They Worked - Smile For The Camera - Beekeeping in Ontario Canada

Samuel WOOD, 1820-1908, at home in Nottawa, Simcoe County, Ontario, Canada, c. 1900. He was born in West Yorkshire, England; he died at home in Ontario and is buried in Duntroon Cemetery.
The woman is probably either Hattie or Annie SCOTT, his granddaughters (sisters of my grandpa Walter).

Samuel WOOD had been a weaver in England. He emigrated to the US in the 1850s where he worked as a weaver in Bean Hill, Connecticut and in Newark, New Jersey, then with his family, he went to Ontario, Canada where he lived the rest of his life. He is listed in Canadian censuses from 1871 to 1891 as a weaver but is thought to have kept bees during that time. In the 1901 census, his occupation is given as beekeeper.

I believe he was a member of the Ontario Beekeepers' Association and I intend to do research about this on my next trip to Ottawa. Library and Archives Canada holds some materials relating to beekeeping and beekeepers in Ontario, including a membership roll for the Ontario Beekeepers' Association 1892-1894 and a list of names of non-member beekeepers in Ontario in 1883 (in the Apiculture collection donated by P. W. Burke, 1985).

In this photograph, the only one I know of showing anything to do with Samel WOOD and beekeeping, Samuel is holding what appears to be a newspaper along with a magnifying glass. (I suspect the glass is to help him read the paper.) Since I love reading old newspapers, I hope to find an article about Samuel WOOD and his beekeeping in a local paper someday. I had thought perhaps this photograph might have been sent along to family in Manitoba with a mention of such an article, but, so far, no luck in that search.

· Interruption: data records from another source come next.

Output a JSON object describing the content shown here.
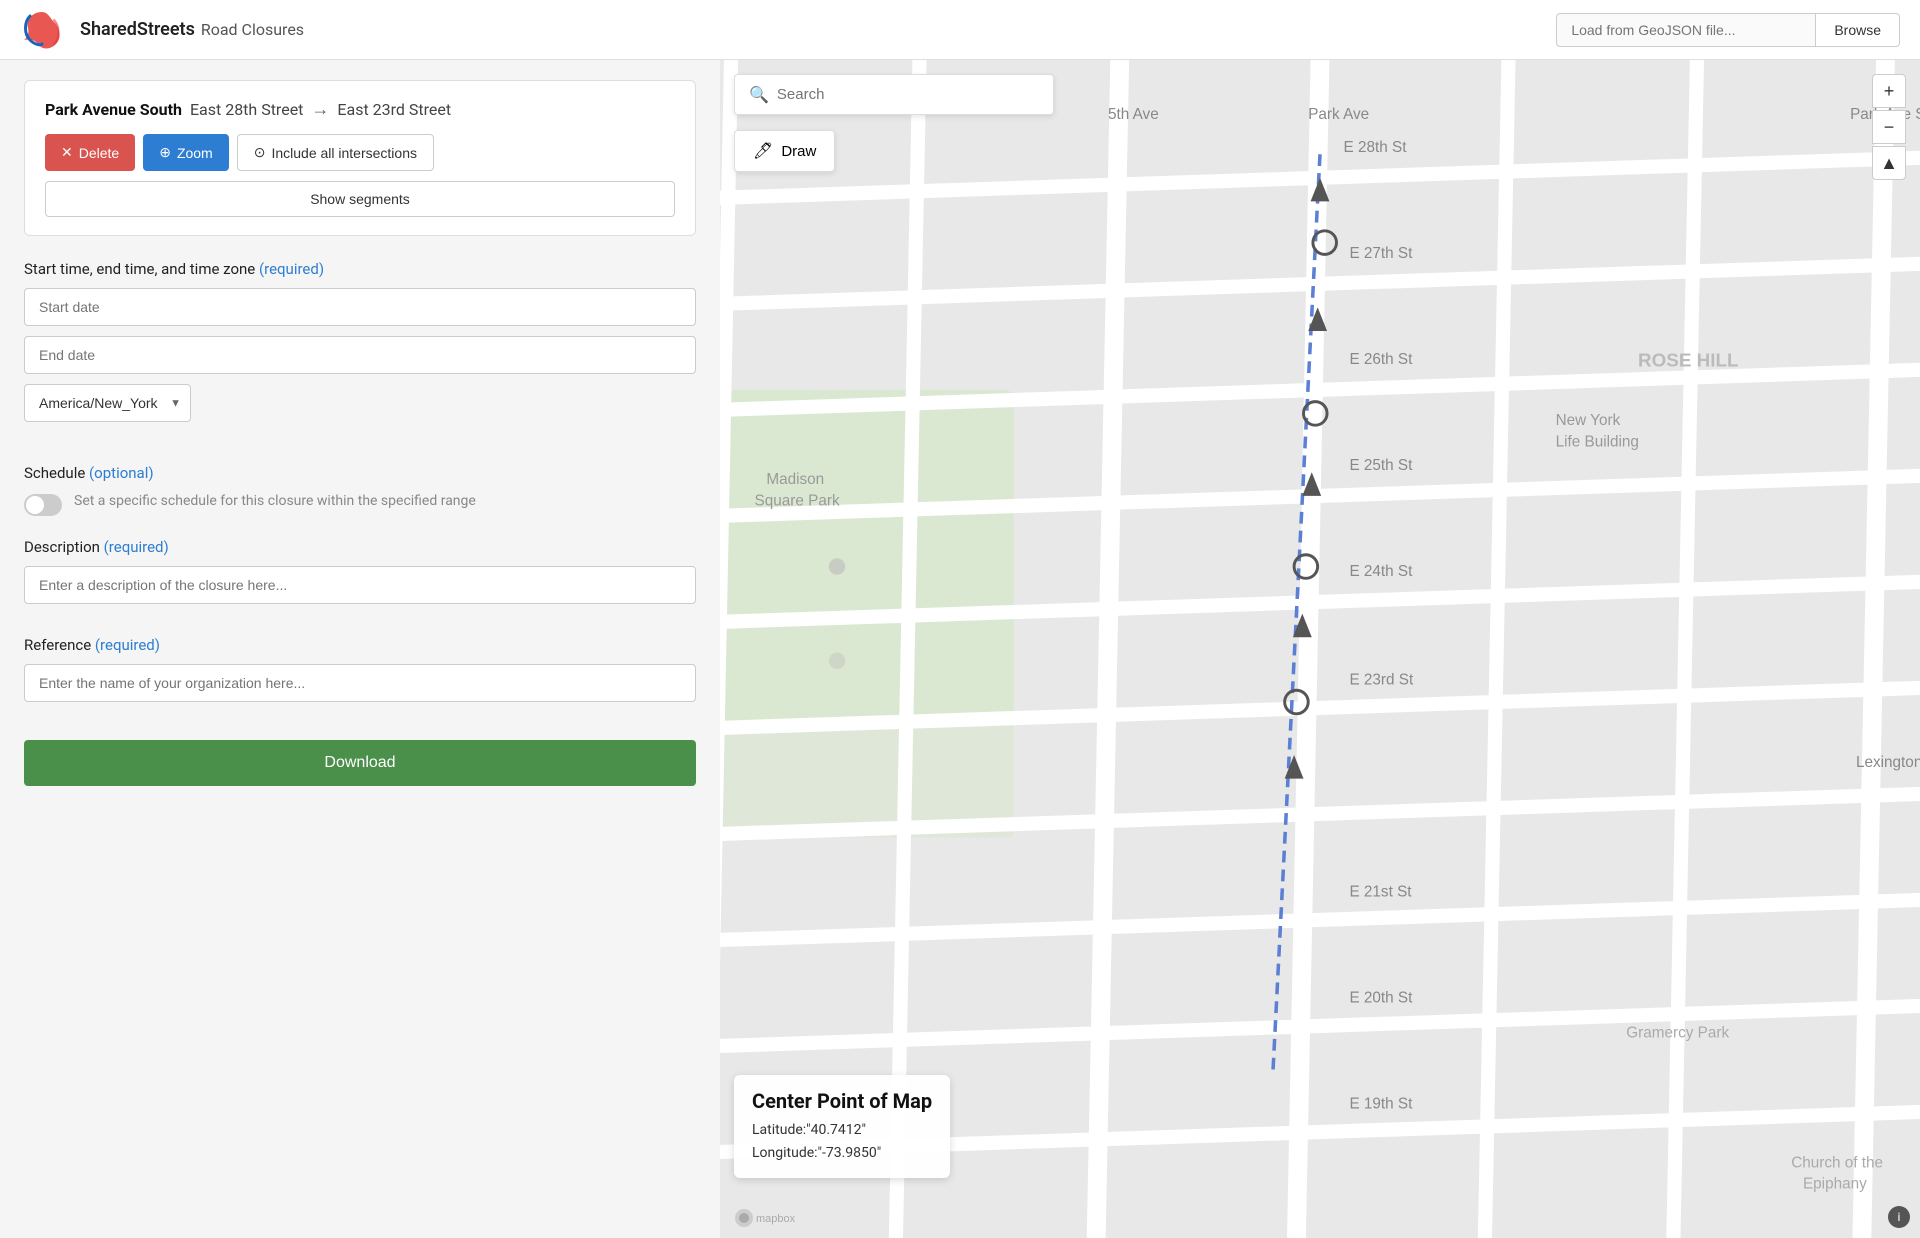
{
  "header": {
    "app_name": "SharedStreets",
    "page_name": "Road Closures",
    "geojson_placeholder": "Load from GeoJSON file...",
    "browse_label": "Browse"
  },
  "closure": {
    "street": "Park Avenue South",
    "from": "East 28th Street",
    "to": "East 23rd Street",
    "delete_label": "Delete",
    "zoom_label": "Zoom",
    "include_label": "Include all intersections",
    "show_segments_label": "Show segments"
  },
  "form": {
    "time_section_label": "Start time, end time, and time zone",
    "time_required": "(required)",
    "start_date_placeholder": "Start date",
    "end_date_placeholder": "End date",
    "timezone_value": "America/New_York",
    "schedule_section_label": "Schedule",
    "schedule_optional": "(optional)",
    "schedule_toggle_label": "Set a specific schedule for this closure within the specified range",
    "description_section_label": "Description",
    "description_required": "(required)",
    "description_placeholder": "Enter a description of the closure here...",
    "reference_section_label": "Reference",
    "reference_required": "(required)",
    "reference_placeholder": "Enter the name of your organization here...",
    "download_label": "Download"
  },
  "map": {
    "search_placeholder": "Search",
    "draw_label": "Draw",
    "zoom_plus": "+",
    "zoom_minus": "−",
    "zoom_up": "▲",
    "center_point_title": "Center Point of Map",
    "latitude_label": "Latitude:\"40.7412\"",
    "longitude_label": "Longitude:\"-73.9850\"",
    "info_label": "i"
  }
}
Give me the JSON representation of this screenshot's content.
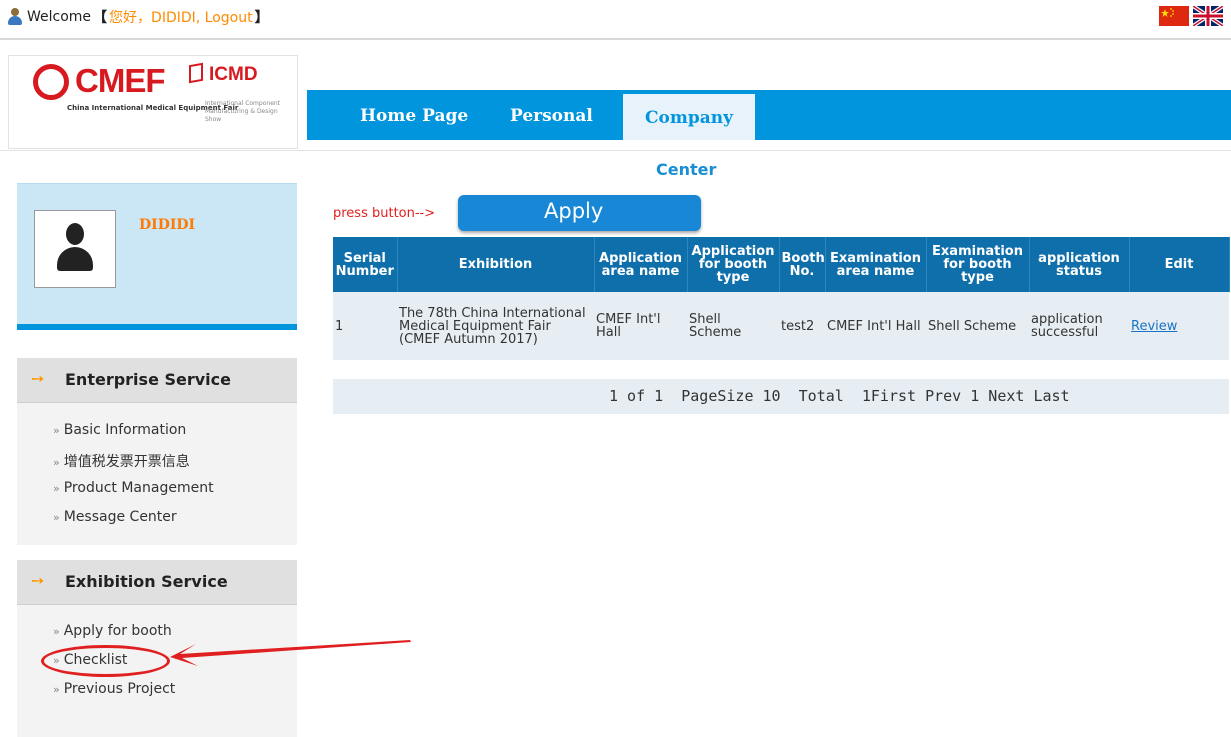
{
  "topbar": {
    "welcome_prefix": "Welcome",
    "bracket_open": "【",
    "greeting": "您好，DIDIDI, Logout",
    "bracket_close": "】",
    "flags": [
      "cn-flag-icon",
      "uk-flag-icon"
    ]
  },
  "logo": {
    "cmef": "CMEF",
    "cmef_sub": "China International Medical Equipment Fair",
    "icmd": "ICMD",
    "icmd_sub": "International Component Manufacturing & Design Show"
  },
  "nav": {
    "tabs": [
      {
        "label": "Home Page"
      },
      {
        "label": "Personal"
      },
      {
        "label": "Company"
      }
    ],
    "active": "Company",
    "color": "#0095dc"
  },
  "sidebar": {
    "username": "DIDIDI",
    "sections": [
      {
        "title": "Enterprise Service",
        "items": [
          "Basic Information",
          "增值税发票开票信息",
          "Product Management",
          "Message Center"
        ]
      },
      {
        "title": "Exhibition Service",
        "items": [
          "Apply for booth",
          "Checklist",
          "Previous Project"
        ]
      }
    ]
  },
  "main": {
    "title": "Center",
    "press_hint": "press button-->",
    "apply_label": "Apply",
    "columns": [
      "Serial Number",
      "Exhibition",
      "Application area name",
      "Application for booth type",
      "Booth No.",
      "Examination area name",
      "Examination for booth type",
      "application status",
      "Edit"
    ],
    "rows": [
      {
        "serial": "1",
        "exhibition": "The 78th China International Medical Equipment Fair (CMEF Autumn 2017)",
        "app_area": "CMEF Int'l Hall",
        "app_booth_type": "Shell Scheme",
        "booth_no": "test2",
        "exam_area": "CMEF Int'l Hall",
        "exam_booth_type": "Shell Scheme",
        "status": "application successful",
        "edit": "Review"
      }
    ],
    "pager": "1 of 1  PageSize 10  Total  1First Prev 1 Next Last"
  },
  "annotation": {
    "highlight_color": "#e02020"
  }
}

This post was written for the 15th Edition of the Smile for the Camera! Carnival.

The word prompt for the 15th Edition of Smile For The Camera is "they WORKED hard for the family." The professions of our ancestors are almost as interesting as the people themselves. Some of our ancestors worked very hard; they took in laundry, worked the land, raised many children, or went to school and became professionals. Photographs of them working are called occupational photographs and are rather hard to find. If you do have a photograph in your collection or family photographs, bring them to the Carnival. If not, post a photograph of one of your relatives or ancestors and tell us what they did for a living. Use your imagination, this one is tricky. Admission is free with every photograph!

Watch for the Smile for the Camera Carnival to be posted soon.

1 comment:

kinfolknews said...

Beekeeping! How unusual. Thanks for sharing the photo and story.